Is your smartphone draining your time?
The research early evidence does suggest that frequent cell phone use has been found to reduce memory shorten attention spans and reduce cognitive ability.
Let’s be factual: app developers and social media experience experts have already admitted they design their apps to be addictive. If you’re feeling strapped for time and emotionally exhausted by the technology, yet catch for your phone whenever you need a distraction—well, you are not alone.
Millions of people have established the same habit. We’ll share how to break your smartphone addiction. Are you ready to break that bad habit? So are we. It doesn’t matter if you are a high school student or a doctor. We are trying to break our bad habits and implementing good ones.
Layers of behavior Change:
There are three layers of behavior change:
- Moving your outcomes would be something like losing weight or break your smartphone addiction. It operates on the level of goals.
- The 2nd layer of changing your process would be something like implementing a new routine at the gym or to change the mobile password with a tough password so that you could feel tough again and again to open the mobile password. This applies to changes in your habits.
- Changing your identity is the third and inmost layer. If you believe you’re a right and athletic person or believe you’re well-matched to be a doctor, your results and behavior will follow. This applies to changes in your beliefs. Change your beliefs, moving your identity, and this is the most powerful gadget of change.
To demonstrate this point, take two people who are demanding to quit smoking. When presented with a cigarette, the 1st person says, “No thanks, I’m trying to quit.” But the second says, “No thanks, I’m not a smoker.” It is a minor and subtle transformation, but this power of language is unbelievable.
To achieve an A in English or consistently awaken up at 5 AM now results in cognitive dissonance, where your belief and behavior contradict one another, and people dislike contradicting themselves. This all sounds worthy, but how do I truly get my desired identity to stick? Okay, the more you repeat a behavior, the more you strengthen the identity connected with that behavior. Each experience in life adjusts your self-image.
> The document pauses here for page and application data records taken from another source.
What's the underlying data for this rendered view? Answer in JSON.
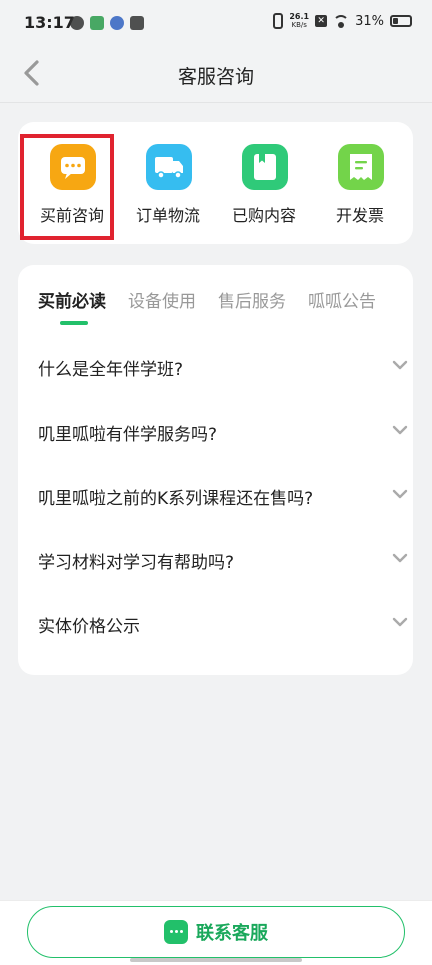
{
  "status_bar": {
    "time": "13:17",
    "net_speed_value": "26.1",
    "net_speed_unit": "KB/s",
    "battery_percent": "31%",
    "battery_level": 0.31
  },
  "header": {
    "title": "客服咨询"
  },
  "quick_actions": [
    {
      "label": "买前咨询",
      "icon": "chat-bubble-icon",
      "color": "#f7a712"
    },
    {
      "label": "订单物流",
      "icon": "truck-icon",
      "color": "#36bdf0"
    },
    {
      "label": "已购内容",
      "icon": "book-icon",
      "color": "#2fca79"
    },
    {
      "label": "开发票",
      "icon": "receipt-icon",
      "color": "#73d44a"
    }
  ],
  "tabs": [
    {
      "label": "买前必读",
      "active": true
    },
    {
      "label": "设备使用",
      "active": false
    },
    {
      "label": "售后服务",
      "active": false
    },
    {
      "label": "呱呱公告",
      "active": false
    }
  ],
  "faq": [
    {
      "question": "什么是全年伴学班?"
    },
    {
      "question": "叽里呱啦有伴学服务吗?"
    },
    {
      "question": "叽里呱啦之前的K系列课程还在售吗?"
    },
    {
      "question": "学习材料对学习有帮助吗?"
    },
    {
      "question": "实体价格公示"
    }
  ],
  "contact": {
    "label": "联系客服"
  },
  "colors": {
    "accent": "#22c06a",
    "highlight": "#e0232f"
  }
}
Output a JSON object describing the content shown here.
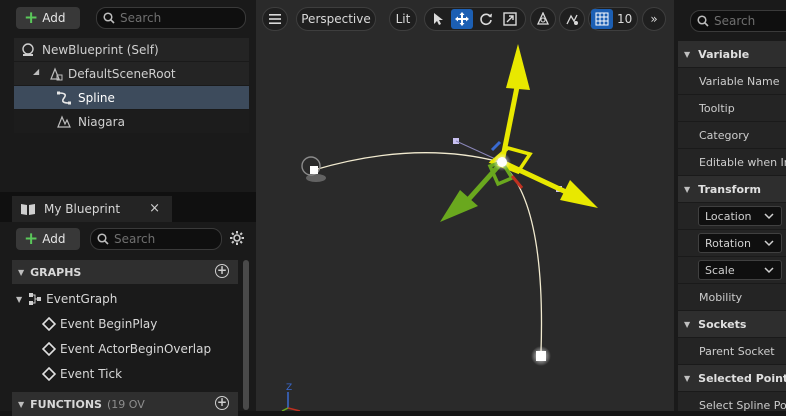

We don’t change in one second, but we change bit by bit, habit by habit, and day by day.
“The most practical way to change who you are is to change what you do.”
Improve 1% each day.
First, the basic principle that small, incremental changes can result in great results. Too often, we convince ourselves that great success requires excellent action. But, the compounding effect doesn’t apply to invest. Small 1% progresses in your life compound to create amazing things in your life.
E.g., if you improve 1% each day for a full year, you’ll end up 37 times better by the end. The more you tell yourself that you’re not moral enough, or worthless, or stupid, the more you’ll interpret life through that lens and instill it further and further.
If you’re facing trouble changing your habits, the issue isn’t you. The issue is your system. Goals are the results you hunger to accomplish. Systems are the processes that lead to those results.
Winners and losers have similar goals. You need to have followed the process. Next, understand that improvement is not an overnight event. You don’t just work out for one month and see a massive body transformation.
Adjusting your lock screen can keep your smartphone use in check.
Practicing mindfulness supports more deliberate and less obsessive use of smartphones. But habits can be tough to break, especially at first. If you find yourself getting for the phone without thinking about it, and attentively creating a lock screen, you can get back on the right path.
One idea is to adjust your lock screen to a reminder that says, “What do you want to pay attention to today?” The reminder will reassure you to assess your behavior and decide if you want to be on the phone.
Another lock screen note to try is, “Why now? What else?” These pointed questions ask you to replicate why you want your phone and think about whether you are about to make a valuable investment of your time.
Smartphone addiction can negatively impact your life
- Increasing loneliness and depression.
- Increasing stress
- Exacerbating attention deficit disorders
- Decreasing your ability to focus and think deeply or creatively
- Disturbing your sleep
- Running anxiety
- Encouraging self-absorption
Tips how to break your smartphone addiction
- Don’t carry your phone everywhere
- Turn off notifications.
- Use “Do Not Disturb” and “Airplane” modes more often
- Switch off your phone at certain times of the day
- Don’t sleep near the smartphone
- Make a lengthy and complicated password on mostly using social media apps
- Delete all irrelevant apps
- Disconnect the internet at night
- Pay attention to your surroundings
- Schedule time for attending to important things online
- Don’t take it to dinner.
- Don’t take it to bed.